|International Classification||C08G63/688, C09D167/02|
|Cooperative Classification||C09D167/02, C08G63/6884|
|European Classification||C09D167/02, C08G63/688D|
|Aug 24, 1981||AS||Assignment|
Owner name: EASTMAN KODAK COMPANY, ROCHESTER, NY., A CORP. OF
Free format text: ASSIGNMENT OF ASSIGNORS INTEREST.;ASSIGNORS:O NEILL, GEORGE J.;BELOTE, STEPHEN N.;REEL/FRAME:003892/0311
Effective date: 19800421
|Aug 30, 1994||AS||Assignment|
Owner name: EASTMAN CHEMICAL COMPANY, TENNESSEE

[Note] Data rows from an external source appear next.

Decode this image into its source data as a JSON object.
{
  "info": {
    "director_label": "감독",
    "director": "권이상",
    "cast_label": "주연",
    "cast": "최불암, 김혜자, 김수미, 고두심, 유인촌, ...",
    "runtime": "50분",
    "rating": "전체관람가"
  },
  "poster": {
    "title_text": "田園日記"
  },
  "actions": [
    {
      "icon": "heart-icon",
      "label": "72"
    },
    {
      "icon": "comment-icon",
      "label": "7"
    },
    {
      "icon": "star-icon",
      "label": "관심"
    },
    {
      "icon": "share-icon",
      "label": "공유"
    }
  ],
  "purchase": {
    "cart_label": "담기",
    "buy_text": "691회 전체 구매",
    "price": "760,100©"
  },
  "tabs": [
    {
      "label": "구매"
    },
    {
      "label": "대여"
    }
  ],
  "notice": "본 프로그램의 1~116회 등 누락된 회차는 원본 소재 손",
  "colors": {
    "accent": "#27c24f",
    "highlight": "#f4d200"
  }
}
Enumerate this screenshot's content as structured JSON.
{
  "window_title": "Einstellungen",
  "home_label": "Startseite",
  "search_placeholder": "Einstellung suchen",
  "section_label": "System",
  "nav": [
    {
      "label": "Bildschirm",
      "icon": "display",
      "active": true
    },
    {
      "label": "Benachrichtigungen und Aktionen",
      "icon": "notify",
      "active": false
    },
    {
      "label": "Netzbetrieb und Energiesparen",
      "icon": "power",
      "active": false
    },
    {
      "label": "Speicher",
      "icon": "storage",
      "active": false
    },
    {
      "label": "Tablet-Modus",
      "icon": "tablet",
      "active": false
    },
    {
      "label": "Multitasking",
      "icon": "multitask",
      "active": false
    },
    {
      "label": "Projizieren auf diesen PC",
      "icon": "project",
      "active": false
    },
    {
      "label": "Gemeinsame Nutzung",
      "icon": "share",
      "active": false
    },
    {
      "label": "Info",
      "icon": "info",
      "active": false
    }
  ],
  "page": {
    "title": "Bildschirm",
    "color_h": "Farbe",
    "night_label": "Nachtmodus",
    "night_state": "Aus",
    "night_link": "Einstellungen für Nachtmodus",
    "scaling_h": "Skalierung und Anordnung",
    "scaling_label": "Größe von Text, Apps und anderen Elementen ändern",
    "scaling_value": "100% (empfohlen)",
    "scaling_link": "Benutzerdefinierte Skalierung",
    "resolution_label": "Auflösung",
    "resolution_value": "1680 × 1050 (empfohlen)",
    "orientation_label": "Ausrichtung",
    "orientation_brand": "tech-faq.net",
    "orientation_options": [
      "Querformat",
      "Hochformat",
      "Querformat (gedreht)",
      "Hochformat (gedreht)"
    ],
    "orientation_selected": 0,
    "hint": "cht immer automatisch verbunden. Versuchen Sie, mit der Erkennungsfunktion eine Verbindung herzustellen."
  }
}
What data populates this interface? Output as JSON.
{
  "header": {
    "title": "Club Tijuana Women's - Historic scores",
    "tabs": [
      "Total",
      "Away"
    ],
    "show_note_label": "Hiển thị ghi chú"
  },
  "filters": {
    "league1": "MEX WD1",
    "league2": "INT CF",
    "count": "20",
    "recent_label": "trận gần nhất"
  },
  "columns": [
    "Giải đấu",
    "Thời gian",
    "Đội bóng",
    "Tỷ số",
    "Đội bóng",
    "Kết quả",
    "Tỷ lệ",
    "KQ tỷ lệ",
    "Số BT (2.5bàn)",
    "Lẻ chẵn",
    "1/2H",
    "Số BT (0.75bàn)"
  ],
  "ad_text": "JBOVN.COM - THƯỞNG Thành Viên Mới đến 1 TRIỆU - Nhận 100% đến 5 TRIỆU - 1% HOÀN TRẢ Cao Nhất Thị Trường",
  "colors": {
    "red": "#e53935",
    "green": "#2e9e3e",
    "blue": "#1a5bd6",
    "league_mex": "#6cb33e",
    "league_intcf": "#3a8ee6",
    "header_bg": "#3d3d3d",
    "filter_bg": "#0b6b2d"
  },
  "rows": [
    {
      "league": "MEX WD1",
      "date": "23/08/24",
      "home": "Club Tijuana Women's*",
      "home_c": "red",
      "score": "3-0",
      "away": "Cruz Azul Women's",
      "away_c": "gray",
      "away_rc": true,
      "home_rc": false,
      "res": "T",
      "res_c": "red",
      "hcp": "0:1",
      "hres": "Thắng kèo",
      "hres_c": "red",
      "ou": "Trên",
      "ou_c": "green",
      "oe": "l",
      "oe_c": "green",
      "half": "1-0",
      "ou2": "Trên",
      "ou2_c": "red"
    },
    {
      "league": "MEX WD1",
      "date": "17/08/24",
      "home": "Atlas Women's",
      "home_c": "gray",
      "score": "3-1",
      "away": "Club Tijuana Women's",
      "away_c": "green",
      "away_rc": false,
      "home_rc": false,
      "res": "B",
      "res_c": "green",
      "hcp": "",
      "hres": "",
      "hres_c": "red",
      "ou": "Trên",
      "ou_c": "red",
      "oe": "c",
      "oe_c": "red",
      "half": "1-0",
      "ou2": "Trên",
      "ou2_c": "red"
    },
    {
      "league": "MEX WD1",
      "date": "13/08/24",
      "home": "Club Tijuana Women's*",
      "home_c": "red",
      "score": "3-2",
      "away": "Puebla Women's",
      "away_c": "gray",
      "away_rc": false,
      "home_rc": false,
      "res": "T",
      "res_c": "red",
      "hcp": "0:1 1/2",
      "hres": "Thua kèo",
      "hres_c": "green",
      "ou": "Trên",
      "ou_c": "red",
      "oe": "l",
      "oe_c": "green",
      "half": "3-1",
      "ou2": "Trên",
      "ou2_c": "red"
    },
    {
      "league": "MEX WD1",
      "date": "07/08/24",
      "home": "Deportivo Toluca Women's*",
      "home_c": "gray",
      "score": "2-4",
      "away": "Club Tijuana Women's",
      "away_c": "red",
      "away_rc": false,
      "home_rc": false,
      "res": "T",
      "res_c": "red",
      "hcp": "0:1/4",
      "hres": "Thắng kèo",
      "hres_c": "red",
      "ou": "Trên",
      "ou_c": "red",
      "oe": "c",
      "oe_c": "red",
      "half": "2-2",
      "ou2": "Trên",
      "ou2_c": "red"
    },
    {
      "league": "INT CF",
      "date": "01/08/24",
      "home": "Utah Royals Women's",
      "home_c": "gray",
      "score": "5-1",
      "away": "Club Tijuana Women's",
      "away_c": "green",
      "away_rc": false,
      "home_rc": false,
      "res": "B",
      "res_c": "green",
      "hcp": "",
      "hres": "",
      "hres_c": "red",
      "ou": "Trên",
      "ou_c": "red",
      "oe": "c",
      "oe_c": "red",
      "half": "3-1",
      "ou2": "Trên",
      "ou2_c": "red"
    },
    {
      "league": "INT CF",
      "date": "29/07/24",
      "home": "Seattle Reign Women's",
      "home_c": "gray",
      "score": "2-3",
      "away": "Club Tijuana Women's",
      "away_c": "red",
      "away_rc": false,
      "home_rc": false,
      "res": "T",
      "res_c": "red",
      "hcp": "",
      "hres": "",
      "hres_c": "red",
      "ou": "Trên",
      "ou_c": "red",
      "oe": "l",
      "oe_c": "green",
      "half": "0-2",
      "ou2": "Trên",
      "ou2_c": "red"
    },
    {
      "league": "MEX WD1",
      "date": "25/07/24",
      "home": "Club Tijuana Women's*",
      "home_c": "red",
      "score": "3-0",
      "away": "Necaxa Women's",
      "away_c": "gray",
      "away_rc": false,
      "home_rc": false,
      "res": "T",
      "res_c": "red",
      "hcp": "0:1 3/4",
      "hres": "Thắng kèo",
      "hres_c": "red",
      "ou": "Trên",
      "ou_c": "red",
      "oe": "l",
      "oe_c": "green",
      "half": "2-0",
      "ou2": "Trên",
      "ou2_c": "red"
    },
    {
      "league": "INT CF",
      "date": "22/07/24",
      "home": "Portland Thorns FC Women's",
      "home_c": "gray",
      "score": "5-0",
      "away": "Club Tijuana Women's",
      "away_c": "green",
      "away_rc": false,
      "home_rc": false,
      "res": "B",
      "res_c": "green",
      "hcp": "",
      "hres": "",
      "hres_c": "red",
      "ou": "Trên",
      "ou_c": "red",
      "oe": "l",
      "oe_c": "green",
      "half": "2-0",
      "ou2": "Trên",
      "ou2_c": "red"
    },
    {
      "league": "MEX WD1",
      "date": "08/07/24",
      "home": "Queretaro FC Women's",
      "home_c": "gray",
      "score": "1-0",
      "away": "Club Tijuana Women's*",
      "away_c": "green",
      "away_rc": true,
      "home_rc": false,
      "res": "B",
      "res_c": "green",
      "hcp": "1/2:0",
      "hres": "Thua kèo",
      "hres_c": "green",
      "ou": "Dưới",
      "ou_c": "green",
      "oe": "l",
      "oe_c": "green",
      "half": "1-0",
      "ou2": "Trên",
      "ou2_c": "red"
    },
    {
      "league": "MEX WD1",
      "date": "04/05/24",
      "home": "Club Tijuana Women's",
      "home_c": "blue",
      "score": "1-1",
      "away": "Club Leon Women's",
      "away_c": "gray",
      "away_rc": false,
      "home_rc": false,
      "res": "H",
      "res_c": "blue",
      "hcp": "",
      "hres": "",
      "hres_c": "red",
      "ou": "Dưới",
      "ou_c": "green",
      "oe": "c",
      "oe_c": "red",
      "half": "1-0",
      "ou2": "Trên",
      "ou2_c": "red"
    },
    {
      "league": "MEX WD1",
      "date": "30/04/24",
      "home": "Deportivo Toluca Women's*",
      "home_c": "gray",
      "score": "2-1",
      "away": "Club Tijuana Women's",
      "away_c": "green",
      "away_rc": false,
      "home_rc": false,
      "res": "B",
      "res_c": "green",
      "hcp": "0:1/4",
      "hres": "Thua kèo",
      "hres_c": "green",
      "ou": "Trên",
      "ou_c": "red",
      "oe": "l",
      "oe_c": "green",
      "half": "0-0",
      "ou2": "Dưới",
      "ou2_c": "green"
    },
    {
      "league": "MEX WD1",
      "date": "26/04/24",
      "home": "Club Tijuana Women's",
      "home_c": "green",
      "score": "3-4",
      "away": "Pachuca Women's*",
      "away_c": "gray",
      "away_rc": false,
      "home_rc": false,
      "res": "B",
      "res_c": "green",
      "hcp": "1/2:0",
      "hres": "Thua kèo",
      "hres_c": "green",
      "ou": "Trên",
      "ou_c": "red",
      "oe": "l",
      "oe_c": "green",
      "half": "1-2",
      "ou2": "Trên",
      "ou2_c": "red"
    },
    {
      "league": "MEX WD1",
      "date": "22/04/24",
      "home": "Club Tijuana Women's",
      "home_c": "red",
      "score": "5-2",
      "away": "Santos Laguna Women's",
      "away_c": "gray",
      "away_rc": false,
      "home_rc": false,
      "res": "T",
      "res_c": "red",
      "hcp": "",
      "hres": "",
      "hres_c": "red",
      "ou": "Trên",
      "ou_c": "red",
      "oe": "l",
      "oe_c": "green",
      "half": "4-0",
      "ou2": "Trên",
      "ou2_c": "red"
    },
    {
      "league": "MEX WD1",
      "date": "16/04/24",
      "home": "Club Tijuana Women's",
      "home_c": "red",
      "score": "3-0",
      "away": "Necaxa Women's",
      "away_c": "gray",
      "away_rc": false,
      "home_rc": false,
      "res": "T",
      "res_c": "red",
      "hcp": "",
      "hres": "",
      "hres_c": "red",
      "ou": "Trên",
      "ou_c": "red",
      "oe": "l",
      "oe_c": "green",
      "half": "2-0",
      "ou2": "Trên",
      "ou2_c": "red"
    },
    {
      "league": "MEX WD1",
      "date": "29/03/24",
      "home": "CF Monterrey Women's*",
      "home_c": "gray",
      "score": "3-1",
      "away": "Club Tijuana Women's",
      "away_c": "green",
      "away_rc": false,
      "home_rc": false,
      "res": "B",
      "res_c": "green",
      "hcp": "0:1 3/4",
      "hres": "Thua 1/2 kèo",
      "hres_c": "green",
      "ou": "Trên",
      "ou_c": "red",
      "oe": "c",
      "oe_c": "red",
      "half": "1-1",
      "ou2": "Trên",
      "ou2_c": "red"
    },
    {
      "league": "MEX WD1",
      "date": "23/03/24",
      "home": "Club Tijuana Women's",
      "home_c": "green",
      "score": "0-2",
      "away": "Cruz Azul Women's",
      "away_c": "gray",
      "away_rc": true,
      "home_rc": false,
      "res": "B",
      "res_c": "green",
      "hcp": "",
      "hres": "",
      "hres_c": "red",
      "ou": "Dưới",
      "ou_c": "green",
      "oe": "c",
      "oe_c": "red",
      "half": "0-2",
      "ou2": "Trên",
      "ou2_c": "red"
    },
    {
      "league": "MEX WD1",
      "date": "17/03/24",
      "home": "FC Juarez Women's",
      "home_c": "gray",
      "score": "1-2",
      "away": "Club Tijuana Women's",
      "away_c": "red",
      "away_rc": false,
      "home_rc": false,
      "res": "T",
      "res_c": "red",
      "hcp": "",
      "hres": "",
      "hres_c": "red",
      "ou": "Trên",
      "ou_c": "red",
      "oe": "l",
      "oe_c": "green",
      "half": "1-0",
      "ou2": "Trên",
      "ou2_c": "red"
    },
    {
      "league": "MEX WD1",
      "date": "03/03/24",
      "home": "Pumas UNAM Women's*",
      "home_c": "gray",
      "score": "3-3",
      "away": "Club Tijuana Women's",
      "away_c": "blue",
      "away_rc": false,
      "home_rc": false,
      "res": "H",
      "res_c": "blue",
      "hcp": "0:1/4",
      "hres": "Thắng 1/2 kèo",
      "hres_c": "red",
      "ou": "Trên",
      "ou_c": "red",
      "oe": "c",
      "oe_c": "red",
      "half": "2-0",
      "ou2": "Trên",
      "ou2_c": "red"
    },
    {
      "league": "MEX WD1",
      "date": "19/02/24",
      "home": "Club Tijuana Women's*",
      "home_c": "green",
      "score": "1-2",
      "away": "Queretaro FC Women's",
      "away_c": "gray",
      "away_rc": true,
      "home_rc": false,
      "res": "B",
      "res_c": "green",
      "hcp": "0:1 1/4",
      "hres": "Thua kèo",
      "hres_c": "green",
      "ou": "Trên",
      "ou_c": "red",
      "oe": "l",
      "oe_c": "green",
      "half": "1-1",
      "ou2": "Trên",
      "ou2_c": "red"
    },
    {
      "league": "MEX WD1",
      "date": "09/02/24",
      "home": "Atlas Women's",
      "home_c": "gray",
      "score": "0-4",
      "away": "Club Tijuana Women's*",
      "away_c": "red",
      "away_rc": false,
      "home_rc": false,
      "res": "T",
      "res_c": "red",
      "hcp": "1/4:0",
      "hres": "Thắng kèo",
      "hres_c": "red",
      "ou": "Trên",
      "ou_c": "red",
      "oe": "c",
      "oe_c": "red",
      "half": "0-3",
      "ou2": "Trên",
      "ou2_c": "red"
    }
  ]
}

Free format text: ASSIGNMENT OF ASSIGNORS INTEREST;ASSIGNOR:EASTMAN KODAK COMPANY;REEL/FRAME:007115/0776
Effective date: 19940223